Plastic Man #4 Review

  • Save

Writer: Gail Simone / Artist: Adriana Melo / DC Comics

REVENGE of the CURSE of the HORROR of the CREATURE

Y’know, it’s goddamn shameful that I have not spent more time talking about Eel O’Brian’s child companion, Pado, much more, because honestly they give the entire story a much needed element of emotional dimension that runs perfectly perpendicular to the antics and quirks of Plastic Man. As much as this is a story about a horrible murder in a seedy city that may or may not have been perpetrated by an evil Cabal menacing in the background, it is a story of transition. It is a story rooted in this idea that we are allowed to change ourselves and help each other accept those changes. Plastic Man’s elasticity combined with his sleezy nature make for some childish and outdated moments, but by that same virtue having Eel O’Brian help mentor Pado shows a consistent growth, shows an attempt to be better.
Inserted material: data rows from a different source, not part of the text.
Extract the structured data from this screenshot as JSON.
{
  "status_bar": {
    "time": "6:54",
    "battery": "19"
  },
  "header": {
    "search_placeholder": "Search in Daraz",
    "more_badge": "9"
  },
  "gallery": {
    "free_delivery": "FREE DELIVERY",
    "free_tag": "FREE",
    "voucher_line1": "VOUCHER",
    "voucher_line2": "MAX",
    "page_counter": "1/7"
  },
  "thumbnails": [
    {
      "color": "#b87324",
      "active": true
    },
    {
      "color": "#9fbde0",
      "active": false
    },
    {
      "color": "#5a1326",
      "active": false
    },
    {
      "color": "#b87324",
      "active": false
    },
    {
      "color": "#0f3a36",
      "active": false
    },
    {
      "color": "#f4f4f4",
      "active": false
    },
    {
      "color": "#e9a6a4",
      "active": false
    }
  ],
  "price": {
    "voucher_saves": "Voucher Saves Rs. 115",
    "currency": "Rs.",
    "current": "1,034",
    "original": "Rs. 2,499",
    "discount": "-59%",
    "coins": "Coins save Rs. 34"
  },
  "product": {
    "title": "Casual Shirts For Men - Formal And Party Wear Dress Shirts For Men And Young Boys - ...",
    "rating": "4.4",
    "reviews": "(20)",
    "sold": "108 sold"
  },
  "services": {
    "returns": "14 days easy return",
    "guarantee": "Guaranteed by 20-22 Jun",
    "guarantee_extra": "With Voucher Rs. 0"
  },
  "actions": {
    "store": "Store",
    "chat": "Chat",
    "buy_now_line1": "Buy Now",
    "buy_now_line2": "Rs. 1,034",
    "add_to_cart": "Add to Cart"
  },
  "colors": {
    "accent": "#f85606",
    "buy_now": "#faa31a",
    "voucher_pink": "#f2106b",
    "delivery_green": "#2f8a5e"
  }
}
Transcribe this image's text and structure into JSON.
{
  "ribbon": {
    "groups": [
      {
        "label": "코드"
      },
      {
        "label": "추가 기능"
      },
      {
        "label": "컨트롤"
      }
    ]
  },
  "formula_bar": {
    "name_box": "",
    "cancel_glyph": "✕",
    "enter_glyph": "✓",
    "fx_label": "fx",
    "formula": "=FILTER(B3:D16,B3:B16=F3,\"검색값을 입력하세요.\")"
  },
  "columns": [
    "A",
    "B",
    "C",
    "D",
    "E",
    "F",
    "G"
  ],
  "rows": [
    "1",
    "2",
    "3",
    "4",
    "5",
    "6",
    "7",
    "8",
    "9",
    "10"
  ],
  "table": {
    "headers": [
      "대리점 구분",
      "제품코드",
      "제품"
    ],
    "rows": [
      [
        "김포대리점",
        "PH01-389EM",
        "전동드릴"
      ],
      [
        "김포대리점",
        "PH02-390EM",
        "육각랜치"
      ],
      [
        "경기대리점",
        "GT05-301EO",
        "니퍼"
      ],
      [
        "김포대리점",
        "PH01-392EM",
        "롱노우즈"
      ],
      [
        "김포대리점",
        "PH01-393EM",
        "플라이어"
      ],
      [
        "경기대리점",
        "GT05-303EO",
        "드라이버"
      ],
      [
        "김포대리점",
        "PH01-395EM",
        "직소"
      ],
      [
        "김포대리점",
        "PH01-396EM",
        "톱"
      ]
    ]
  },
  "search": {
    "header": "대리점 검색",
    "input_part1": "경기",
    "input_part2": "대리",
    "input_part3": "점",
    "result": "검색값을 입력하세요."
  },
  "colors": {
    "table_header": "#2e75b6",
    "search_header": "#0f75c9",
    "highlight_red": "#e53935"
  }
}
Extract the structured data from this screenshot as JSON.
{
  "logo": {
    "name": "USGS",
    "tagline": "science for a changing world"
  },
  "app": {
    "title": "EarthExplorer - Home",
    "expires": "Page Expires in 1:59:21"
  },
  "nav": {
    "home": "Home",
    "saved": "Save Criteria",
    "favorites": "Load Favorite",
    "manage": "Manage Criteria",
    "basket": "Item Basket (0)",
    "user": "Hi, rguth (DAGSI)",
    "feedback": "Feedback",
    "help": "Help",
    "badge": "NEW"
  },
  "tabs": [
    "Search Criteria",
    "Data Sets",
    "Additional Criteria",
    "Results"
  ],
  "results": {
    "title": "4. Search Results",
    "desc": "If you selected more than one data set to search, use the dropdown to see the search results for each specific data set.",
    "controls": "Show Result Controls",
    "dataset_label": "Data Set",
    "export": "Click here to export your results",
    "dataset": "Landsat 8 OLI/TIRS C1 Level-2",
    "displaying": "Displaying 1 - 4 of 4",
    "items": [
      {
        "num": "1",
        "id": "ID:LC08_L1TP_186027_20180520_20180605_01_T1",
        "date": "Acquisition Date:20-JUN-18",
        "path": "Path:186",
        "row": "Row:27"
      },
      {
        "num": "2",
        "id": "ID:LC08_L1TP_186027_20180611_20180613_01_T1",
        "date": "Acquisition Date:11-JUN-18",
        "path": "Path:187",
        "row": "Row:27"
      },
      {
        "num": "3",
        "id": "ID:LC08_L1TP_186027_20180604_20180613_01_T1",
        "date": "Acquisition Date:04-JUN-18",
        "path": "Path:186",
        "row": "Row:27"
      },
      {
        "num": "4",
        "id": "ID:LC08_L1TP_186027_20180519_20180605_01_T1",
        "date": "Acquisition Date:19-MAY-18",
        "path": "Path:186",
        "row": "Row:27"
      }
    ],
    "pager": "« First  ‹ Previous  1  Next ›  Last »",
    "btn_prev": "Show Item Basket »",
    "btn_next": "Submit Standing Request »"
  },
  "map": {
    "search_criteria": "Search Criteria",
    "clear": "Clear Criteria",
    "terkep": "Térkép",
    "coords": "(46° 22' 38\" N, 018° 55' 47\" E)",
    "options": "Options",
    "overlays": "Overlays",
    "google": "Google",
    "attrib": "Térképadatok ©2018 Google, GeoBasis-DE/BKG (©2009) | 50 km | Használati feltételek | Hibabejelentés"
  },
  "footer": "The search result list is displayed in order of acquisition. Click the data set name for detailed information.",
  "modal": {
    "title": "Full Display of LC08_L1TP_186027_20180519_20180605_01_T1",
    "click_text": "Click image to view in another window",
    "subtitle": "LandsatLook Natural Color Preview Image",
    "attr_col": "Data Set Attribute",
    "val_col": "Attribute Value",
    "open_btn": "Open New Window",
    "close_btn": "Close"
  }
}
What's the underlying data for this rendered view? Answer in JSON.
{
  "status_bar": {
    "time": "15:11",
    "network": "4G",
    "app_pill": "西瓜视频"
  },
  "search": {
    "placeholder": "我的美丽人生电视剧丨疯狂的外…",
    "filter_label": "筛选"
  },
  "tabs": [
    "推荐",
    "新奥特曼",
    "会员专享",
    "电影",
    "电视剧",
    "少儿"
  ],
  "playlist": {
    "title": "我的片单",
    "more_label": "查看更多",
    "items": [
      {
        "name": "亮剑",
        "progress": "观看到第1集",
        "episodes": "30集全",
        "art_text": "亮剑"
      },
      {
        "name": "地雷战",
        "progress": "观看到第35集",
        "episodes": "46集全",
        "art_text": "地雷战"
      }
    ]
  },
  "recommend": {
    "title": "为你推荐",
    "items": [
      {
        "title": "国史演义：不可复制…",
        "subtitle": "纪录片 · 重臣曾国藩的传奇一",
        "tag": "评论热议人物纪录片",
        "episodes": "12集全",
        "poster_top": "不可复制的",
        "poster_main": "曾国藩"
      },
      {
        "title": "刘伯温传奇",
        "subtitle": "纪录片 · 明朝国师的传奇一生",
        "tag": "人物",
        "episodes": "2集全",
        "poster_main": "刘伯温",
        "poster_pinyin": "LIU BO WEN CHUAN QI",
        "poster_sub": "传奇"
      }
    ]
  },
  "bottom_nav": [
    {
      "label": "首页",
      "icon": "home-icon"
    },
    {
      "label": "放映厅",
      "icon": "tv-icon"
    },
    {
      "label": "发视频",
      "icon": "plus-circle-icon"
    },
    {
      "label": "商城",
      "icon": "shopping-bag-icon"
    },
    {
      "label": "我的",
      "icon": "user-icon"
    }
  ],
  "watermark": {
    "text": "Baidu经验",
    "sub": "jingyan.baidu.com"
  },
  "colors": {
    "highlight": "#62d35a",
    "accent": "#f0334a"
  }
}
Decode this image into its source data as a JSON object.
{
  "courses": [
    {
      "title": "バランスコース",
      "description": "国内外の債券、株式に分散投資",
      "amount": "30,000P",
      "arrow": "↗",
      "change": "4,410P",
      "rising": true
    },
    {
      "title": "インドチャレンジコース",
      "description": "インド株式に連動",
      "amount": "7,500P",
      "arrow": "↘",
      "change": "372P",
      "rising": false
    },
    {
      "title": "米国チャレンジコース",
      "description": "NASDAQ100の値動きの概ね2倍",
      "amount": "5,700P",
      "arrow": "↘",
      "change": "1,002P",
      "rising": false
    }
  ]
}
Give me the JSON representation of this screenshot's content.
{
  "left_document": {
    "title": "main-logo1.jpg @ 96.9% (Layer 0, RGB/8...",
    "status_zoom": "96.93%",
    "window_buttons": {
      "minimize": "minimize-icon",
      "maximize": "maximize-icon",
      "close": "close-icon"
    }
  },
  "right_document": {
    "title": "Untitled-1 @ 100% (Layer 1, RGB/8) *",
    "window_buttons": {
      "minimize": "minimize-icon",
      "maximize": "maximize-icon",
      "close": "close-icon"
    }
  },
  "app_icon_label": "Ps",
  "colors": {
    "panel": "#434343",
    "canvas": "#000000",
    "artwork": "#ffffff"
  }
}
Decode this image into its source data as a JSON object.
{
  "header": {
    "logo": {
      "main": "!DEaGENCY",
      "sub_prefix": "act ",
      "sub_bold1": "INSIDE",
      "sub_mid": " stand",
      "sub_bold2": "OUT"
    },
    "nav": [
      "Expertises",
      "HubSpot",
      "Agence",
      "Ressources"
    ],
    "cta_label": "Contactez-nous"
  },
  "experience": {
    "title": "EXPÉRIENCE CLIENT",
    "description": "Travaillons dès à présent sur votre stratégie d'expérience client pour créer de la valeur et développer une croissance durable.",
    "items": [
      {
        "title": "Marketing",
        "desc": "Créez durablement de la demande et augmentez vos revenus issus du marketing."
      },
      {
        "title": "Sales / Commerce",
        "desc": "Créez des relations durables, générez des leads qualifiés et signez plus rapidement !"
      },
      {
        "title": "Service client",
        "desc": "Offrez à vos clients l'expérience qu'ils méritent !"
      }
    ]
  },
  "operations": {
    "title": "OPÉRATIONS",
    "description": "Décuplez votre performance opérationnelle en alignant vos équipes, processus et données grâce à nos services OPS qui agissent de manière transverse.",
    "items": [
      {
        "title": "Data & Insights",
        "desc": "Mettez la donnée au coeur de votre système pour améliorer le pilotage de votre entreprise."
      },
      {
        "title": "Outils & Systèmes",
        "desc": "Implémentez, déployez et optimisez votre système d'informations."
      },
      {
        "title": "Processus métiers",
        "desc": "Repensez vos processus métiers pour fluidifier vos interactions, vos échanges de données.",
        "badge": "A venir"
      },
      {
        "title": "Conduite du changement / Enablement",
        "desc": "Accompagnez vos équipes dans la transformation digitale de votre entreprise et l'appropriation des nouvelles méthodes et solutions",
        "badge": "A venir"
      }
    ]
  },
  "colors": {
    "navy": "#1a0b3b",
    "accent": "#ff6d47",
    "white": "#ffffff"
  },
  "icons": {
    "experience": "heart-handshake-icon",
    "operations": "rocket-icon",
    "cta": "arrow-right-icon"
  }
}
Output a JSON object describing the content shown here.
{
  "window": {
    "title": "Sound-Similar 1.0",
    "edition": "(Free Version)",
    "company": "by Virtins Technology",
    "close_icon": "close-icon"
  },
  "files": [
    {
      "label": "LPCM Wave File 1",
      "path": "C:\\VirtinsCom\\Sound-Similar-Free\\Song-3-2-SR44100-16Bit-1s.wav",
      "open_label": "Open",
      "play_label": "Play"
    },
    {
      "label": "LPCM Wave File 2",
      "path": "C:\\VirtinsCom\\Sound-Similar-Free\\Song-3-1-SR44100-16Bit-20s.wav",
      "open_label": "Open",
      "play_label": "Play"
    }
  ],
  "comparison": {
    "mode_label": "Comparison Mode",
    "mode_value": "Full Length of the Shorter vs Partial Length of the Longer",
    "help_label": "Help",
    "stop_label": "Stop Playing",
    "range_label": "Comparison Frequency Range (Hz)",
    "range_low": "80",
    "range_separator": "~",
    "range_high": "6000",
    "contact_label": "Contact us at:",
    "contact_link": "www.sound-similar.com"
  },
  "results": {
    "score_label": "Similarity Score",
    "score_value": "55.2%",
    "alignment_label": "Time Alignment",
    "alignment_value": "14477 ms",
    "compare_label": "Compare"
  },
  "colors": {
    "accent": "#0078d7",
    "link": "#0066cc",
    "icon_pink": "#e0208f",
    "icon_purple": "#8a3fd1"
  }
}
I could sing praises forever about how Simone has handled the character. He has an incredibly unique swagger about him as he casually stops muggers, pickpockets, and dirty pockets with the span on a single page. Melo’s artwork continues to be the perfect blend of old school mafia movies with just enough of a modern superhero sheen to keep things fresh.

  • Save

The range that these two creative forces have is incredible, and there is just as much emotional resonance during a back-to-school shopping session for Pado as there is during the investigations of murder. It also helps that Obscura/Munira is a wonderful straight woman to the bendy O’Brian. Plus, there’s a little callback that dedicated Simone fans will be delighted to see in the back half of the book that I won’t spoil here.

The joy of Plastic Man is the joy of the absurd. If you will pardon every single one of the puns I’m about to make, it’s a title that stretches the imagination of what you think superhero stories can do. It’s a story that you can chew on like taffy. It bends all of the classic genre tropes and transforms them into something wonderful to behold. Plastic Man is just fun, unashamedly so, but also has one hell of a heart of gold at its crux.

9.4 “Transitionary Periods” out of 10

Want to get Black Nerd Problems updates sent directly to you? Sign up here!


Follow us on Twitter, Facebook,Instagram, Tumblr, YouTube and Google+?

  • Save

Tags:

  • Mikkel Snyder is a technical writer by day and pop culture curator and critic all other times.

  • Show Comments

Your email address will not be published. Required fields are marked *

comment *

  • name *

  • email *

  • website *